WHAT TO WORK ON: Find every line in the entries that holds the string "text" and report it.

Content starts

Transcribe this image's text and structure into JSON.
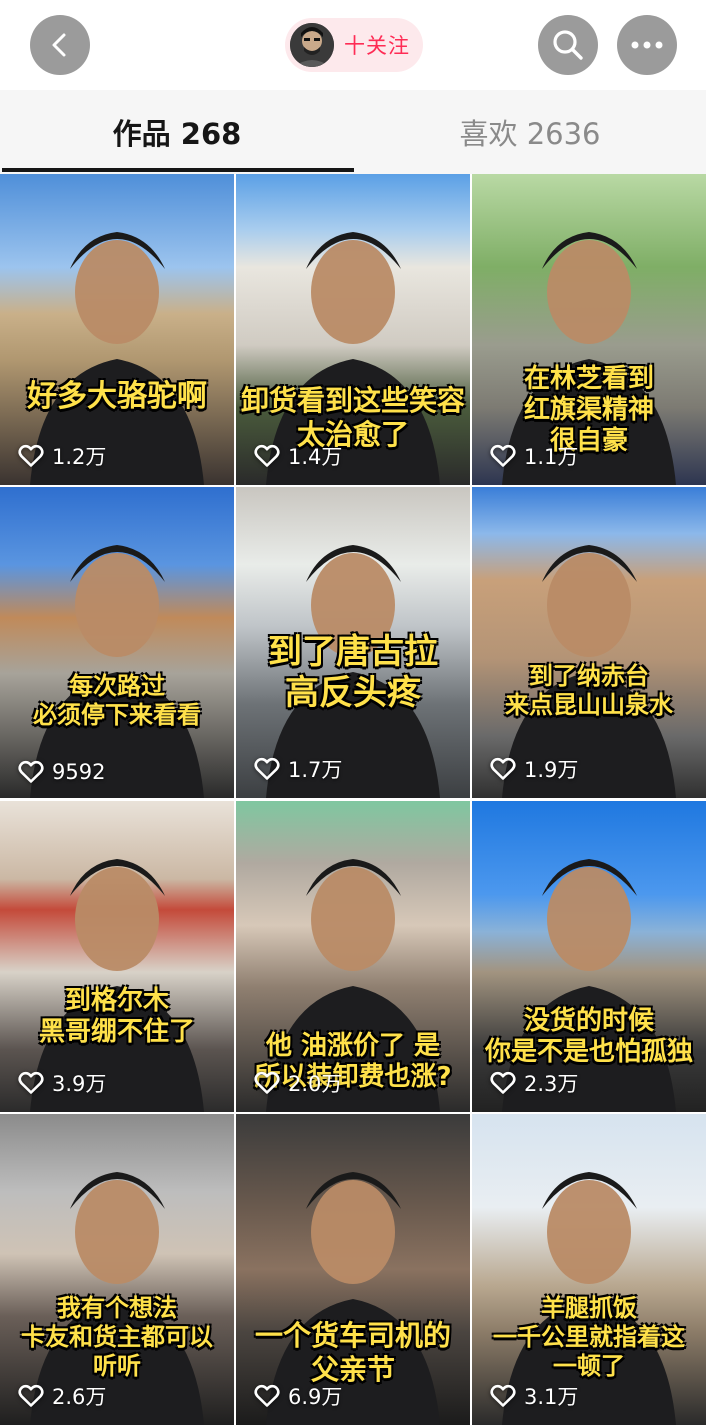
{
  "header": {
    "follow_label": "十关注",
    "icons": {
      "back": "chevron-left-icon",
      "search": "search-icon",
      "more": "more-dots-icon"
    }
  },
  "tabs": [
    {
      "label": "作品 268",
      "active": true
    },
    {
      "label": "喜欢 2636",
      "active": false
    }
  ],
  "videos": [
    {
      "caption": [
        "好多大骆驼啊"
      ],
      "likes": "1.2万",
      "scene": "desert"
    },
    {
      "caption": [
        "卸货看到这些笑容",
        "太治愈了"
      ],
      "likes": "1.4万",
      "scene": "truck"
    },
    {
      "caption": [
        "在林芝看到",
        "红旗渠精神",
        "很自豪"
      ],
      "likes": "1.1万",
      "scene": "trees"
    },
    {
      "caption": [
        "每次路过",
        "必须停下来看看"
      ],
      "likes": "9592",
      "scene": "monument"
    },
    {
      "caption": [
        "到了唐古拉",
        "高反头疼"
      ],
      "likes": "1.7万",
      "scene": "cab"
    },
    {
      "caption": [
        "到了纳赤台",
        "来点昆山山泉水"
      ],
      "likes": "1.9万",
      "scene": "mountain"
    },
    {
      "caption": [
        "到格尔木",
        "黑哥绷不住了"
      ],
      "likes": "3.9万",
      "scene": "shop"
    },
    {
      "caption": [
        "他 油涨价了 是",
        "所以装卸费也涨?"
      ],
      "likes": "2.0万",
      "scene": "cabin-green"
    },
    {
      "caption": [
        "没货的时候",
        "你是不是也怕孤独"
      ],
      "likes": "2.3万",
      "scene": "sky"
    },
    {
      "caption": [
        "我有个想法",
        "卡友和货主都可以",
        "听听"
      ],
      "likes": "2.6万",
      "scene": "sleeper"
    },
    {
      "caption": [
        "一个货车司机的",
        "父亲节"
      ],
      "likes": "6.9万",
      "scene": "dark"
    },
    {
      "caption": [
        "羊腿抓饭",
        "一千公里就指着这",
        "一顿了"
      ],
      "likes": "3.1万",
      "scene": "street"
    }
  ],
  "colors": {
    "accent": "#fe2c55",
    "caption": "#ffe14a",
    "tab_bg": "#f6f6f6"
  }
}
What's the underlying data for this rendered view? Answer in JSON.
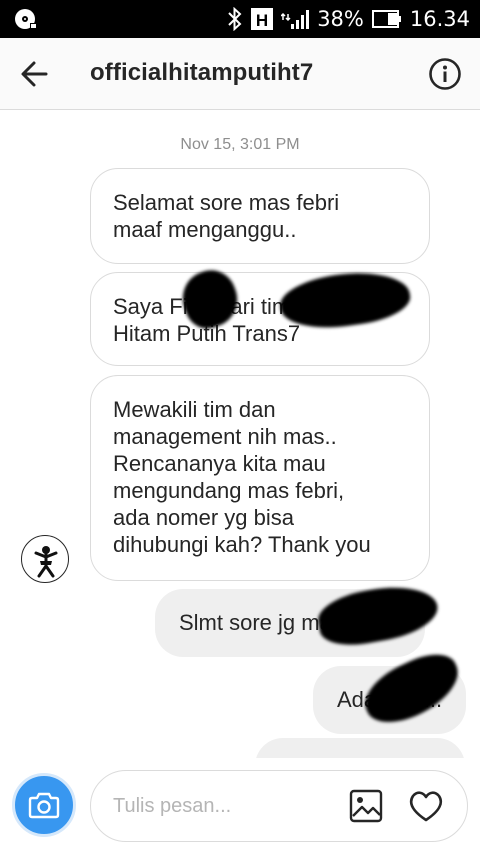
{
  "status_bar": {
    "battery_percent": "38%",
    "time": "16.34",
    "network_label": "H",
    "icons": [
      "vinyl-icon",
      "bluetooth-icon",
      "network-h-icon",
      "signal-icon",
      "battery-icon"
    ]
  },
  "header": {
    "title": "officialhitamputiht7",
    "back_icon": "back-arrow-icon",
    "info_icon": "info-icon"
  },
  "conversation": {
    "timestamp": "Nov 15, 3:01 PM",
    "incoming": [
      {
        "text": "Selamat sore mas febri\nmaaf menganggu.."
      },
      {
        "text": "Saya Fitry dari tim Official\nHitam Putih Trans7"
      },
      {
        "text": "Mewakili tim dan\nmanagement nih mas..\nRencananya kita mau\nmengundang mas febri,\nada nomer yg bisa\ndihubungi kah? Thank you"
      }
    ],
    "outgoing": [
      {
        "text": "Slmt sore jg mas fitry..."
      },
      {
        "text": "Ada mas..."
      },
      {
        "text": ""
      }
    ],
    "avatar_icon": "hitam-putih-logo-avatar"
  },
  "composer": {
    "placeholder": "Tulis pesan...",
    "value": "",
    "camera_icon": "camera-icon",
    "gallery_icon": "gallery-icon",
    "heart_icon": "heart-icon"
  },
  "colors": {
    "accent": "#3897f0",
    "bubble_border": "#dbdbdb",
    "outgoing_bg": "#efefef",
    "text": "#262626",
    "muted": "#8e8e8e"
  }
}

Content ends
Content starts

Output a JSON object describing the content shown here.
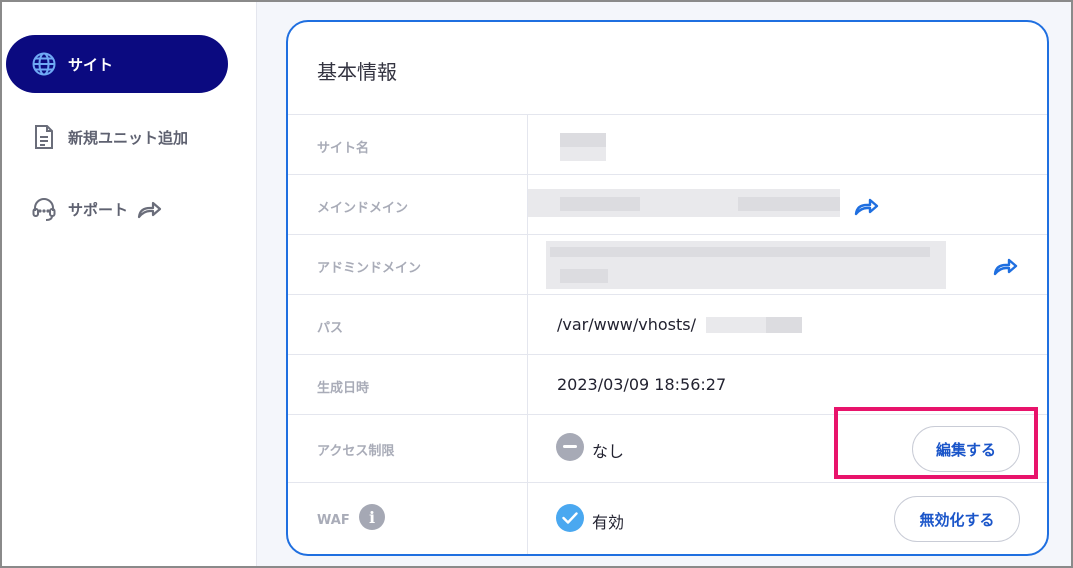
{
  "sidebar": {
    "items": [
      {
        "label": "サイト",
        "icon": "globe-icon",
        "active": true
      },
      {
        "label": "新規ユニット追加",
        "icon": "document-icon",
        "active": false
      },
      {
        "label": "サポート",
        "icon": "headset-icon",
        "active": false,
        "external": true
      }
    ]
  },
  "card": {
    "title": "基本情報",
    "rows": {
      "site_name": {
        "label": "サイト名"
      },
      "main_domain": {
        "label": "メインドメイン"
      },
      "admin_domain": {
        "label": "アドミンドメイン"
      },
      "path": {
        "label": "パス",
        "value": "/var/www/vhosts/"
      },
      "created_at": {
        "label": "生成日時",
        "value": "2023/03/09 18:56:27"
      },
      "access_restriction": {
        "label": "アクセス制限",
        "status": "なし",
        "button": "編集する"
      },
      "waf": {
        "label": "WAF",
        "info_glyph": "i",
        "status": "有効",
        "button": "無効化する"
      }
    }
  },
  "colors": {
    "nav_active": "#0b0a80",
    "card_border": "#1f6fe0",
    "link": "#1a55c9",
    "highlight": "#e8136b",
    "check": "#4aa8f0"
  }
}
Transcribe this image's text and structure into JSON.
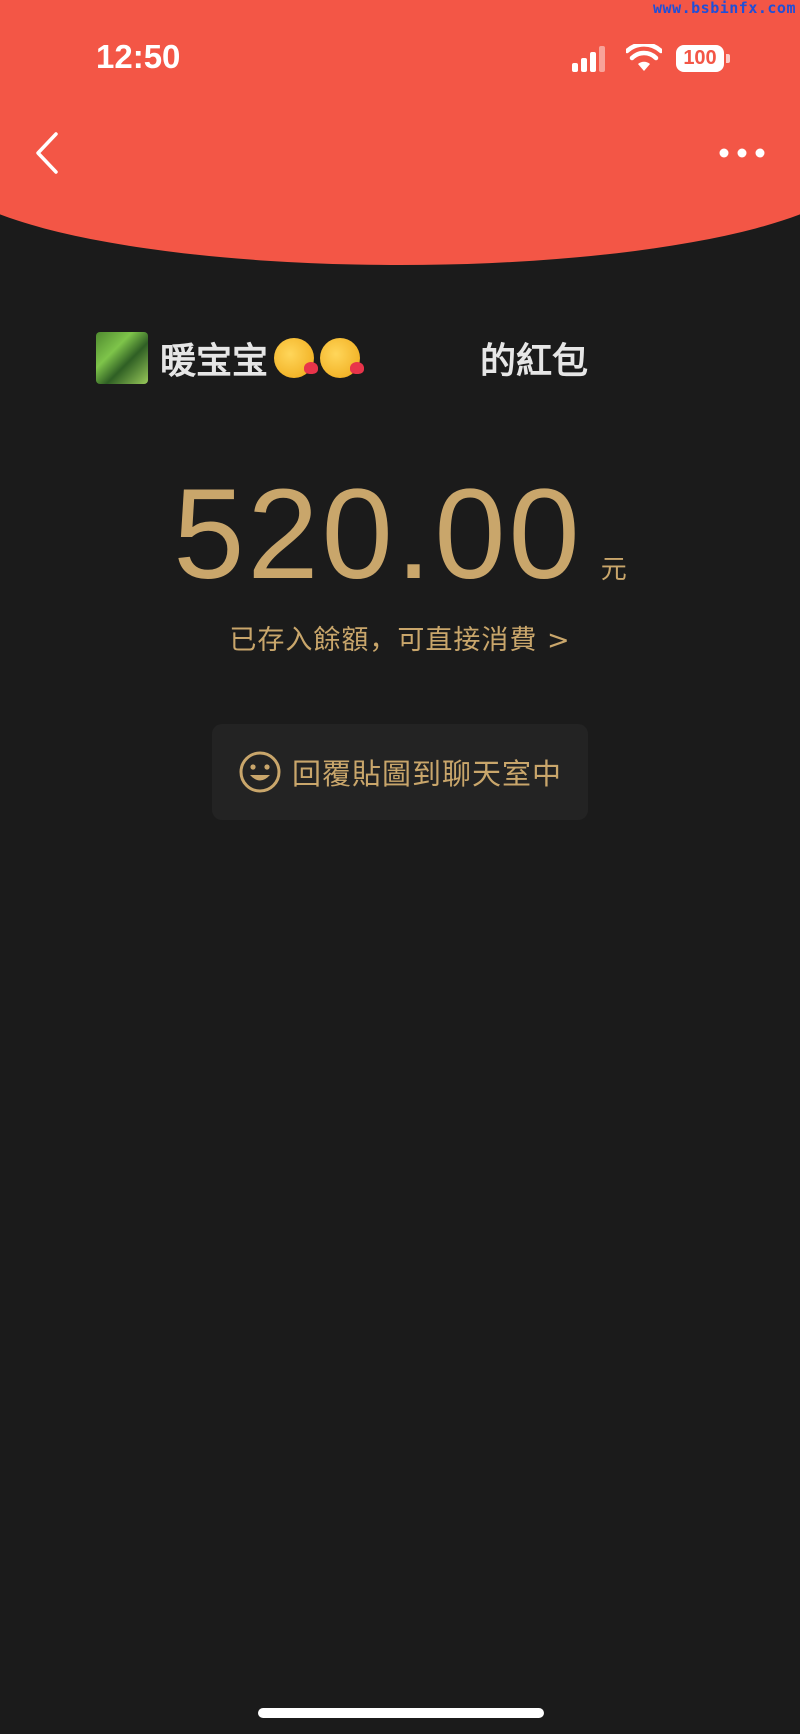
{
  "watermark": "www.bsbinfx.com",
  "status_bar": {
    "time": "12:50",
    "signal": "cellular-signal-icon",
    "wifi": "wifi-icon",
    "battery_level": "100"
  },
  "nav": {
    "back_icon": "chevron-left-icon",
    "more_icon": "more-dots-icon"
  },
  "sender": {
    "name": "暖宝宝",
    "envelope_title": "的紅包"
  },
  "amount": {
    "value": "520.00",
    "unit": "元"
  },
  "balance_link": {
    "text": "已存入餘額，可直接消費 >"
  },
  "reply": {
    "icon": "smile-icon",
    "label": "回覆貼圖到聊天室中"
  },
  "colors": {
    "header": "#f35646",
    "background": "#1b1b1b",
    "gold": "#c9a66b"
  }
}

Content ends

OUTPUT OF THE EXERCISE:
Transcribe this image's text and structure into JSON.
        "text": "Selamat sore mas febri\nmaaf menganggu.."
        "text": "Saya Fitry dari tim Official\nHitam Putih Trans7"
        "text": "Mewakili tim dan\nmanagement nih mas..\nRencananya kita mau\nmengundang mas febri,\nada nomer yg bisa\ndihubungi kah? Thank you"
        "text": "Slmt sore jg mas fitry..."
        "text": "Ada mas..."
        "text": ""
    "text": "#262626",
Transcribe this image's text and structure into JSON.
    "text": "已存入餘額，可直接消費 >"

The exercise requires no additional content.